**Records from a data collection:**
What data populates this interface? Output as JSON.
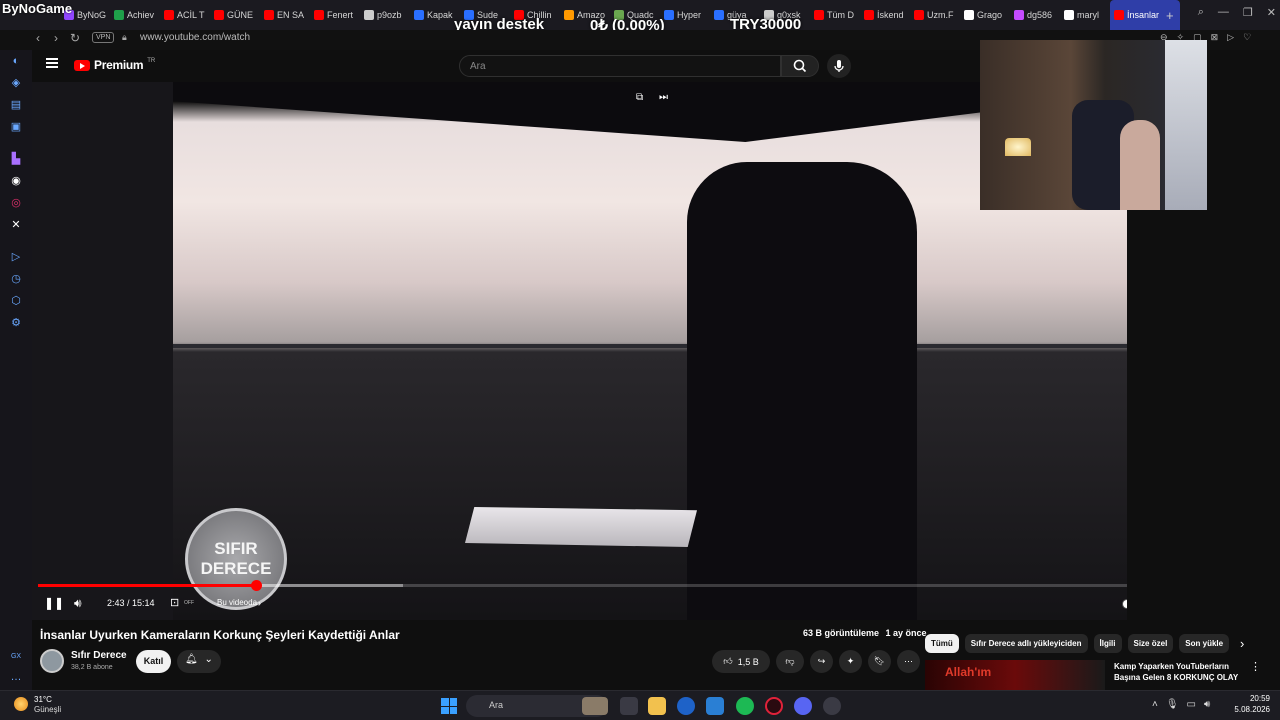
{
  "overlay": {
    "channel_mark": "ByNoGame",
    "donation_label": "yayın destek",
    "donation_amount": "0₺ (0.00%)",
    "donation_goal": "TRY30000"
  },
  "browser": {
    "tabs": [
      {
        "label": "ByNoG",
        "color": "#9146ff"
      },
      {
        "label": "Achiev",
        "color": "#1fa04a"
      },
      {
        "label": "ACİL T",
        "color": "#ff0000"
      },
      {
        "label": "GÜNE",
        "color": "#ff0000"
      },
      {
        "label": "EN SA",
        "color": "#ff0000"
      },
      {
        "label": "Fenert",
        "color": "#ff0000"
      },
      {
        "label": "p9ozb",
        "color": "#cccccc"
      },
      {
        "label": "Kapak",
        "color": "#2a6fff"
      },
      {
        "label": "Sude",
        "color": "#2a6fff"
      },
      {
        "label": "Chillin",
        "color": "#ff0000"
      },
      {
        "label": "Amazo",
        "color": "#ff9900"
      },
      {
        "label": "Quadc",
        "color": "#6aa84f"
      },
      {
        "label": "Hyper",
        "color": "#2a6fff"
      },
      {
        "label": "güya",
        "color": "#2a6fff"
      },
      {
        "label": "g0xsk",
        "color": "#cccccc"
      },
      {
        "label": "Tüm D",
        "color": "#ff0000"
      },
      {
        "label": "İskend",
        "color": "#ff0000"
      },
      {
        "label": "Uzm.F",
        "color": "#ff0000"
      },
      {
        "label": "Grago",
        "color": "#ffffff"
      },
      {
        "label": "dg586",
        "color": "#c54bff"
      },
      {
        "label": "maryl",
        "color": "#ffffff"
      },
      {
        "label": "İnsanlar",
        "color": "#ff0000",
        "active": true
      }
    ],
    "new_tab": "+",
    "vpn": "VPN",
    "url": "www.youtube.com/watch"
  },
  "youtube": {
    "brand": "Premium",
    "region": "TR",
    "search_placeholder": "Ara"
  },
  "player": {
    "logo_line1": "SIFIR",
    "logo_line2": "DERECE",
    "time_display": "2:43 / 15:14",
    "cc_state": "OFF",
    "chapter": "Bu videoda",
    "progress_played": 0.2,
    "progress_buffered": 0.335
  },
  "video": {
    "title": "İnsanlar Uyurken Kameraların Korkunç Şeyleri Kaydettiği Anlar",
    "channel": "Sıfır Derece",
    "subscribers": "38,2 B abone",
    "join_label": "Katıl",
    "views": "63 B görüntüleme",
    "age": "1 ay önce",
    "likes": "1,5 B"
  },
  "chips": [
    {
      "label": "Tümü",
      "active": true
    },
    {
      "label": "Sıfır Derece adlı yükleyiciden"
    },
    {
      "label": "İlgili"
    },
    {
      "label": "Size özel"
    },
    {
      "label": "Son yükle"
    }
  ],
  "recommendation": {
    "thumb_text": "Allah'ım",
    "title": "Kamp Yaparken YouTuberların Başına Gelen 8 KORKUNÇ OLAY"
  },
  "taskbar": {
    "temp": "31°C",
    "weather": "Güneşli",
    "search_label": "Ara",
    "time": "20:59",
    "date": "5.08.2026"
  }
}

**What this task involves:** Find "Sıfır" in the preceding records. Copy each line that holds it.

**Problem solution:**
    "channel": "Sıfır Derece",
      "label": "Sıfır Derece adlı yükleyiciden"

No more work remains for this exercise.